- The new Bayer will phase out globally pre-harvest, desiccation uses of Roundup and other GBHs, a huge benefit to consumers. New Bayer can do this because they will, in effect, control all GBH tolerances and most registrations allowing such uses (if you need a refresher on pesticide regulatory thresholds, see our Lowdown on Roundup Part II). If new Bayer bails on these uses, all companies will have to follow suit.
- The new Bayer will place mandatory weed resistance management provisions on all glyphosate-based herbicide labels, starting with the requirement that a GBH can be applied in no more than 2 out of 3 years on any farm field.
- The new Bayer will commit to fund independent monitoring of the spread of GLY-resistant weeds, and will pledge to quickly augment weed resistant management requirements in any region/county in which resistant weeds continue to emerge and spread. In such areas, amended labels will allow a GBH to be applied in only 1 of every 3 years on all fields.
- The new Bayer will pledge, and follow through in adding weed resistance management requirements on all 2,4-D and dicamba herbicide labels, and incorporate stringent resistance management requirements in all seed “Technology Use Agreements” signed annually by farmers.
- The new Bayer will cooperate with regulators worldwide (rather than bully them) to add common-sense worker protection requirements on all its pesticide labels, including over a dozen requirements that the U.S. called upon Monsanto to add to dozens of glyphosate labels by 1989, but still have not been added to any Roundup label in the U.S.
- The new Bayer will: (a) stop systemic harassment of academic and other non-industry scientists wanting to conduct independent research and willing to speak openly about their findings, even when the findings are not aligned with the company’s view of reality, and (b) be fully transparent (and honest) about who, and what science they’re funding or otherwise influencing (e.g. Kevin Folta), and what seemingly independent research they are controlling in one, or several ways (e.g. Monsanto’s long and rich history of ghost-writing op-eds and peer-reviewed journal articles).
- The new Bayer will pledge to abide by any worker-safety requirements and restrictions on neonics and glyphosate imposed in the EU in ALL markets worldwide.

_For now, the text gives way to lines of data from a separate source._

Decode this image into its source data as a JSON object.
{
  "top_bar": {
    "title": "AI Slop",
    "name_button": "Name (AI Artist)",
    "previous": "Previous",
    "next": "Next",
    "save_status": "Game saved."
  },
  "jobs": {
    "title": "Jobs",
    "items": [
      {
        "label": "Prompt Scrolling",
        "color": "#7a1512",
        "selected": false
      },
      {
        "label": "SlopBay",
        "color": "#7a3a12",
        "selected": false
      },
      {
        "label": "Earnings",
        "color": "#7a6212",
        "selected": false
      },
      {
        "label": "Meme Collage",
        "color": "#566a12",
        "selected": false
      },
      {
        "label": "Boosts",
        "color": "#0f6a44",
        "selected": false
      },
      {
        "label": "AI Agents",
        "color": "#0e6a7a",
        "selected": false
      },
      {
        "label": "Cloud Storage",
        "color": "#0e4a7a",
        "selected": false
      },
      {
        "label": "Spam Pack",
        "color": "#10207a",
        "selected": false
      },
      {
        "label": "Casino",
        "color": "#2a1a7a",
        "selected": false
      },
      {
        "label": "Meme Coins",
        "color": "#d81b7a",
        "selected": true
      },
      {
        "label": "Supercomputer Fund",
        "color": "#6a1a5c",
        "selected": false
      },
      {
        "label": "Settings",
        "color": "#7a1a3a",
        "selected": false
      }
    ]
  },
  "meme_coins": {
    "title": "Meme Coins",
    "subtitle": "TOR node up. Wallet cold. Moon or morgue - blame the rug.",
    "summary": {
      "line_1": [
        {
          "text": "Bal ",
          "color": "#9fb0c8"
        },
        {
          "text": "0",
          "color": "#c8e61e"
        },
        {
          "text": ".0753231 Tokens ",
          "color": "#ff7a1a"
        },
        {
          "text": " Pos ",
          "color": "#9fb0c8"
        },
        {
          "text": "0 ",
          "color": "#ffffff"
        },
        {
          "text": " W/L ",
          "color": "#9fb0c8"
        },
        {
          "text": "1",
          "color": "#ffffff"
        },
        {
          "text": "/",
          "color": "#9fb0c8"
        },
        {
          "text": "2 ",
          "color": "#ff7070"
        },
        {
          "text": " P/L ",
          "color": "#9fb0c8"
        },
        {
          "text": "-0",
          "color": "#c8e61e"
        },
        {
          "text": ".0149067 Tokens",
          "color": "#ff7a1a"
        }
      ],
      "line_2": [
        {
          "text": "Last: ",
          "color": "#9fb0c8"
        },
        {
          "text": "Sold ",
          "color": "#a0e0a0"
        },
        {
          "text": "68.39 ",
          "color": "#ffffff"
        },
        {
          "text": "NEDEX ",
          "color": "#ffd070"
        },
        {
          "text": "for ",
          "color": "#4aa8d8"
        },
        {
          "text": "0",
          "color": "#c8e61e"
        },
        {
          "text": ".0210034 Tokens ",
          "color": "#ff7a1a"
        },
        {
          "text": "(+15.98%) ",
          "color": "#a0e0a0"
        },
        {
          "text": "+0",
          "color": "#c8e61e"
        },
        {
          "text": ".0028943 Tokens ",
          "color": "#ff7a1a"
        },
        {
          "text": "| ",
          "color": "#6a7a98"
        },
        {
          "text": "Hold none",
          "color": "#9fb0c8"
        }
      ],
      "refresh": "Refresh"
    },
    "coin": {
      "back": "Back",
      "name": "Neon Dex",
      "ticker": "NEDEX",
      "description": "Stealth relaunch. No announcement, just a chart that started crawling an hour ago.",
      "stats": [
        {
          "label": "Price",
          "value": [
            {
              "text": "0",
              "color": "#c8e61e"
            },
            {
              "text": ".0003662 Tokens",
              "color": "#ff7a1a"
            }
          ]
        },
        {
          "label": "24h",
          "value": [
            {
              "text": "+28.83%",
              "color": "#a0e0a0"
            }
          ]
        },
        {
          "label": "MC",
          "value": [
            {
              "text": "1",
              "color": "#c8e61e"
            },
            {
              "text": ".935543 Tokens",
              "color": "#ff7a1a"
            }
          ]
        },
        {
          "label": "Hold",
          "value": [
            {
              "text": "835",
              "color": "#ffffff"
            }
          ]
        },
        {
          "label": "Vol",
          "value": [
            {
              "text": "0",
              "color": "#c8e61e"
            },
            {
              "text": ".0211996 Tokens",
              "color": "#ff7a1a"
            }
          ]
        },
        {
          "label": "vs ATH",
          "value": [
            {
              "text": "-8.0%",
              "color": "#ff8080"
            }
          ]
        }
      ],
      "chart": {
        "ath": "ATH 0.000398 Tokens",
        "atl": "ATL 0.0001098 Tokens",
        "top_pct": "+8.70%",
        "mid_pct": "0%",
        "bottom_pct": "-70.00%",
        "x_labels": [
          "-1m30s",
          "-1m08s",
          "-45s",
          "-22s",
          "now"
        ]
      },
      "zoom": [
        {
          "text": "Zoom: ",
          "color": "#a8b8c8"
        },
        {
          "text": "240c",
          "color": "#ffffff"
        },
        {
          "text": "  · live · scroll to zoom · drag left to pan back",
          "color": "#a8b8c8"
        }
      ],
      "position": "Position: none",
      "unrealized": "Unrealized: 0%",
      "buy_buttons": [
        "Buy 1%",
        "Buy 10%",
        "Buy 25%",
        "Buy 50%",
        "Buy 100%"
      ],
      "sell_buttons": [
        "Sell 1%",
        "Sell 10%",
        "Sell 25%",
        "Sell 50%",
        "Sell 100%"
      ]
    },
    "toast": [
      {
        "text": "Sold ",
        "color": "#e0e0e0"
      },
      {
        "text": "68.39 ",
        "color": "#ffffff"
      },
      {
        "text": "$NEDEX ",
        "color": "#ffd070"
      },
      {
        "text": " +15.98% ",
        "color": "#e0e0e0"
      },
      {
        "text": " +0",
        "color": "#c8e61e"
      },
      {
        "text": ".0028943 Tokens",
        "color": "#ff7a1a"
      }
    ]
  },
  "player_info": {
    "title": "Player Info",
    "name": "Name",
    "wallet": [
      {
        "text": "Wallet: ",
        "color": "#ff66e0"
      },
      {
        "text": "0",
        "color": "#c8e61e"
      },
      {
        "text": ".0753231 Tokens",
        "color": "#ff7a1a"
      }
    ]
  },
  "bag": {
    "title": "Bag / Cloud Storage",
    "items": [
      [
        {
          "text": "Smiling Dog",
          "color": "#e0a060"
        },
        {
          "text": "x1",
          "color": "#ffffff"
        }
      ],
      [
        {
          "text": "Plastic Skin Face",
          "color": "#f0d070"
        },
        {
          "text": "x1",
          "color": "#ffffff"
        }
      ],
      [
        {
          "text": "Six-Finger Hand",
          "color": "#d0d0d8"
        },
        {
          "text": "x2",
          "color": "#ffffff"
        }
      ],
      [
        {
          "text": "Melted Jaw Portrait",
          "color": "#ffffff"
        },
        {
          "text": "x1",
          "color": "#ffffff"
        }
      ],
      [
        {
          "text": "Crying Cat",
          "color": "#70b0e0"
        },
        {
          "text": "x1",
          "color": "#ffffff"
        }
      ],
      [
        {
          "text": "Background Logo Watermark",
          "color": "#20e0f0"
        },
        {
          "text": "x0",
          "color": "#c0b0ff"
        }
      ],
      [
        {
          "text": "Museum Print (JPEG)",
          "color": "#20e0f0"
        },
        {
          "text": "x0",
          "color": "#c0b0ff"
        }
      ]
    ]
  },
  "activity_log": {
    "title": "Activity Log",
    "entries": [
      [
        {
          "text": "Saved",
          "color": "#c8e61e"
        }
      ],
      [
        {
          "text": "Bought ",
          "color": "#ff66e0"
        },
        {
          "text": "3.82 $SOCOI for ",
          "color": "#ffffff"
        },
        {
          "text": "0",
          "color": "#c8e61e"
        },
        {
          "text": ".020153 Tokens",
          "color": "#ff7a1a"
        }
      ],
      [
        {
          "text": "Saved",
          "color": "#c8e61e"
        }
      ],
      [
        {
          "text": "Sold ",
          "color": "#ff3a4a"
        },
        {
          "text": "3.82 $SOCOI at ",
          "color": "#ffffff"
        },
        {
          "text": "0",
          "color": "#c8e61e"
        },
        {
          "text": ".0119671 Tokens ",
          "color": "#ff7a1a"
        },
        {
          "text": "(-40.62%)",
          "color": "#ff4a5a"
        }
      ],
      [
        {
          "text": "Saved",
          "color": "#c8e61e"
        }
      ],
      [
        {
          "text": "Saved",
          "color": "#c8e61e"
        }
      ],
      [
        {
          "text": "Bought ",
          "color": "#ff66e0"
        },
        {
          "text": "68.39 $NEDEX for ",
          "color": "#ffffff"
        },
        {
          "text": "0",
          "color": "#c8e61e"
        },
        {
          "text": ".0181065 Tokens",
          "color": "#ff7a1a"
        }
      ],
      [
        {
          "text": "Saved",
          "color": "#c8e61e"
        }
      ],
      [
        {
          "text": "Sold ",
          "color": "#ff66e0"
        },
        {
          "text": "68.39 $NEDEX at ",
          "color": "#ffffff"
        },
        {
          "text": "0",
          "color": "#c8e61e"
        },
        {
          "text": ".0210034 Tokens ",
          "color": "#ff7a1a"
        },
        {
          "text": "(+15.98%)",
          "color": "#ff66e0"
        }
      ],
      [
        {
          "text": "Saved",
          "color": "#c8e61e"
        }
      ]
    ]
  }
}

- The new Bayer will agree to not field test or commercialize gene editing technologies and gene drives without full assessment of the technologies by independent scientists, coupled with open, rigorous government oversight and widespread input from those impacted by, or concerned over the consequences of these emerging technologies.
- And last, the new Bayer will pledge to not field test or commercialize genetic engineering technology that renders seeds sterile, as well as any analogous technology developed to alter the DNA of animals.
The new Bayer has pledged to listen to stakeholders and its customers regarding the new paths the company will follow.
Hopefully some of the above, simple, concrete actions will make the list of reasons why the public, farmers, and governments should give the new Bayer time to prove it understands the essential goals and attributes that “modern ag” systems and technology need to embrace.
Caitlin Dewey, “Why ‘Monsanto’ is no more,” Washington Post, June 4, 2018.
Camila Domonoske, “Monsanto No More: Agri-Chemical Giant’s Name Dropped In Bayer Acquisition,” NPR, June 4, 2018.
Kate Gibson, “As Bayer Monsanto merger closes, a toxic corporate name to be retired,” CBS News, June 5, 2018.